*** Opening Data extracts ***

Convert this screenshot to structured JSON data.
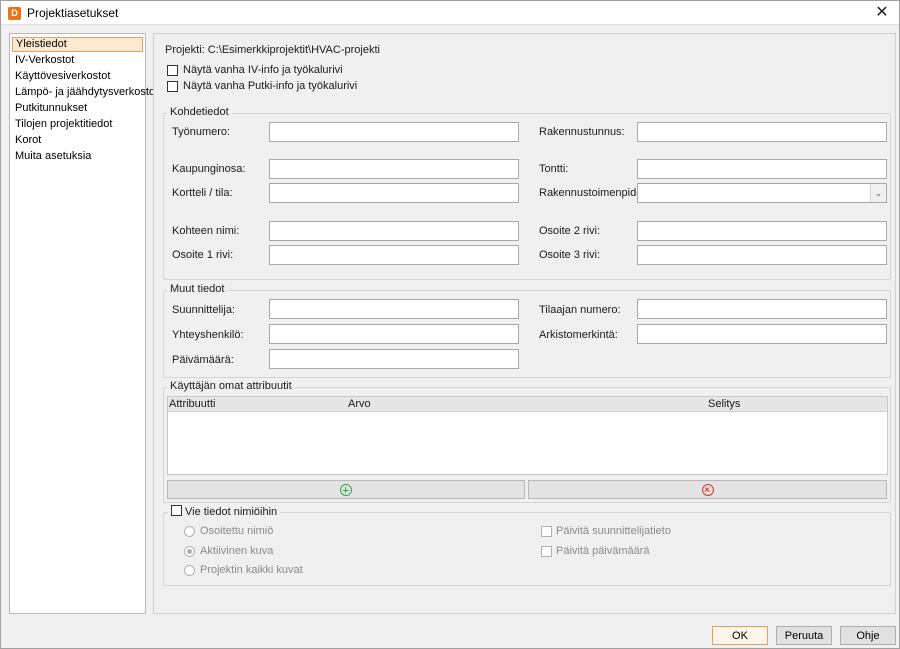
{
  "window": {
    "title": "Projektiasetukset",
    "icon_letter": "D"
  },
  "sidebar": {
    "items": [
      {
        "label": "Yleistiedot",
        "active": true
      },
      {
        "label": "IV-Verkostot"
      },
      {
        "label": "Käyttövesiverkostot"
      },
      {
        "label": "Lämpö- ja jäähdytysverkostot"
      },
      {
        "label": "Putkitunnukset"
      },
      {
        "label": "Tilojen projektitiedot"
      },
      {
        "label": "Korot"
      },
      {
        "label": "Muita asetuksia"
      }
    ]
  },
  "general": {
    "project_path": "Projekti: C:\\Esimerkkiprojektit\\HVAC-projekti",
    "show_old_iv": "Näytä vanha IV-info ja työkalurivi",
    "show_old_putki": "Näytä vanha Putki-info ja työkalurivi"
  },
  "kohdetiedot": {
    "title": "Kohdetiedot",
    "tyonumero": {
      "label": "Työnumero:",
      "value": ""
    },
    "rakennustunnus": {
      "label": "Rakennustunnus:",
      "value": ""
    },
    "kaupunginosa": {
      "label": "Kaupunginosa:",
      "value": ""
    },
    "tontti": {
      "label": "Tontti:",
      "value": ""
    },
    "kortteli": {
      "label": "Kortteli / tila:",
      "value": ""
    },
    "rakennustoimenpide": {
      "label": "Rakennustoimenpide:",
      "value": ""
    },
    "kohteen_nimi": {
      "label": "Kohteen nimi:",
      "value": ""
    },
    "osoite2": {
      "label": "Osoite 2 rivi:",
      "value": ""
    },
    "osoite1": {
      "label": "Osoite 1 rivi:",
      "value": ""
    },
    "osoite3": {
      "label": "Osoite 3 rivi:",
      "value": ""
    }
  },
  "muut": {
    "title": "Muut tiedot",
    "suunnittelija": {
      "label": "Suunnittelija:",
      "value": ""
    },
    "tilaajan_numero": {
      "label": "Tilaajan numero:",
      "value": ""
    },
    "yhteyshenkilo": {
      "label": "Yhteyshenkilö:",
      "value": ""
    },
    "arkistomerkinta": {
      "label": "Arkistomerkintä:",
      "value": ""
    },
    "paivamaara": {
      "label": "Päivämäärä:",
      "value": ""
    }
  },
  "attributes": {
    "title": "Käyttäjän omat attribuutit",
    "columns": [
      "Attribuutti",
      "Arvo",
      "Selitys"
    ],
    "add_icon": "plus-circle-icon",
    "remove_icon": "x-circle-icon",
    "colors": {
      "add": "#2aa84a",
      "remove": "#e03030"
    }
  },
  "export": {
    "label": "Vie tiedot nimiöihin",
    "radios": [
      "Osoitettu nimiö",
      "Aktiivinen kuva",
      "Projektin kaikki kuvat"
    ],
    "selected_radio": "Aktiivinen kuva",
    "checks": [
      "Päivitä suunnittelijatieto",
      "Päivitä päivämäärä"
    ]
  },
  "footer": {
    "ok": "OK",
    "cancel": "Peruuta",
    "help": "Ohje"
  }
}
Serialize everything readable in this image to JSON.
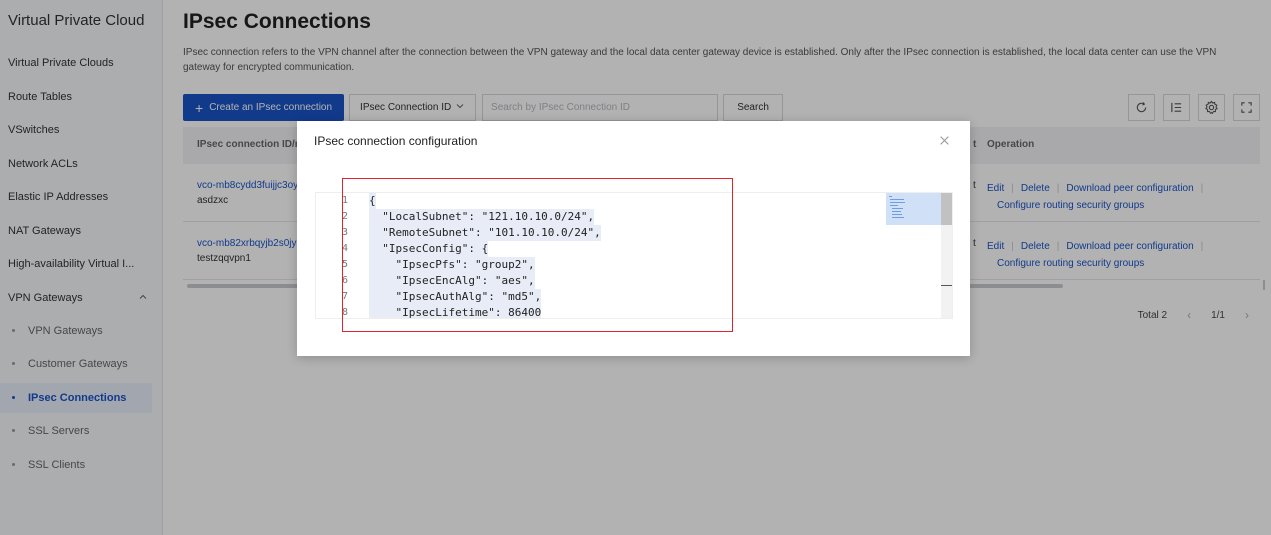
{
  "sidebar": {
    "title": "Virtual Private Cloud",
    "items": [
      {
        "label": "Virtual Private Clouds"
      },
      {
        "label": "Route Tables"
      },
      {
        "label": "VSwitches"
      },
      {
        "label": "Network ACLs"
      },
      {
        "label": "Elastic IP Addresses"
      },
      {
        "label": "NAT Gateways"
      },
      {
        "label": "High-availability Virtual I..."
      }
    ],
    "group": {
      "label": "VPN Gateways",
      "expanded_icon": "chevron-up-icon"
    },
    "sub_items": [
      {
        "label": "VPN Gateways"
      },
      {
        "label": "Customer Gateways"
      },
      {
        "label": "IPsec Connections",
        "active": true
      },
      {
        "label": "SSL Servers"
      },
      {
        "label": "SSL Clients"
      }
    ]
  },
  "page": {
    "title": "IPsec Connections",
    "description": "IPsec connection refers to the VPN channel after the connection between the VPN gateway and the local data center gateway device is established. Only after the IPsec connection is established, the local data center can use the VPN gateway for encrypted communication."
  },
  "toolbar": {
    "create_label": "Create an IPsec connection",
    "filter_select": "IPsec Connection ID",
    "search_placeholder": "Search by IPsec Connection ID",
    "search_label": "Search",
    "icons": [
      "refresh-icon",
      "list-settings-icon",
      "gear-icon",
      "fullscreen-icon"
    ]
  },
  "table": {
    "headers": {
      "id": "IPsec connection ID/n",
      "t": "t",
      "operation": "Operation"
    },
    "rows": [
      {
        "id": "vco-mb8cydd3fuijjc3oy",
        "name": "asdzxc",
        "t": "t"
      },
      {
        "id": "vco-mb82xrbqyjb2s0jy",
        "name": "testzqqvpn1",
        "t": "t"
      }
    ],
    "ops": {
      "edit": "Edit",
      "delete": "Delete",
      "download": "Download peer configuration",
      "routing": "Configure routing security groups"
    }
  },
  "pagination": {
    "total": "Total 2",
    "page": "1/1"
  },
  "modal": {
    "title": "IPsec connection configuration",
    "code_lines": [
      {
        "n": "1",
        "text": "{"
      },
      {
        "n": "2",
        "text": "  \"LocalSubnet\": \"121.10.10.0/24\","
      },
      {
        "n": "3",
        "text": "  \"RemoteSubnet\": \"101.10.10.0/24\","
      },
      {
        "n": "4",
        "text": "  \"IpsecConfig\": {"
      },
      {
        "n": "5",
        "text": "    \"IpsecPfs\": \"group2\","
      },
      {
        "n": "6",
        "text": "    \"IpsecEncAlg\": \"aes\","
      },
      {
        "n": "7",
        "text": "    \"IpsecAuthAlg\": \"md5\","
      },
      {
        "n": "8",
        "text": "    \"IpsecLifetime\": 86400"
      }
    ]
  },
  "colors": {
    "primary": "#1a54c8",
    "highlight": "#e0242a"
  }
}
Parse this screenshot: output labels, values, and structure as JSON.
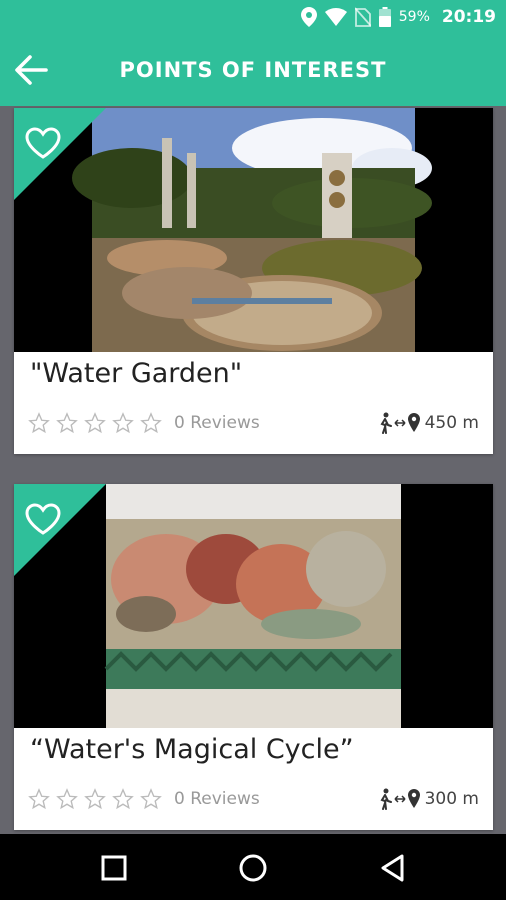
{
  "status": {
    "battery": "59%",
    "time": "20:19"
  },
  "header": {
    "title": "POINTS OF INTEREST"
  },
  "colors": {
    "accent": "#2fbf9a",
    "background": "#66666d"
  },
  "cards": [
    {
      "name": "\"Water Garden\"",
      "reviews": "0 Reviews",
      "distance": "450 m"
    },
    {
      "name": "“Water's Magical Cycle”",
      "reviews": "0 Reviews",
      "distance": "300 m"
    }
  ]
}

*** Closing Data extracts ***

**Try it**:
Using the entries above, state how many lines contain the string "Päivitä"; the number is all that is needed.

**Completed exercise**:
2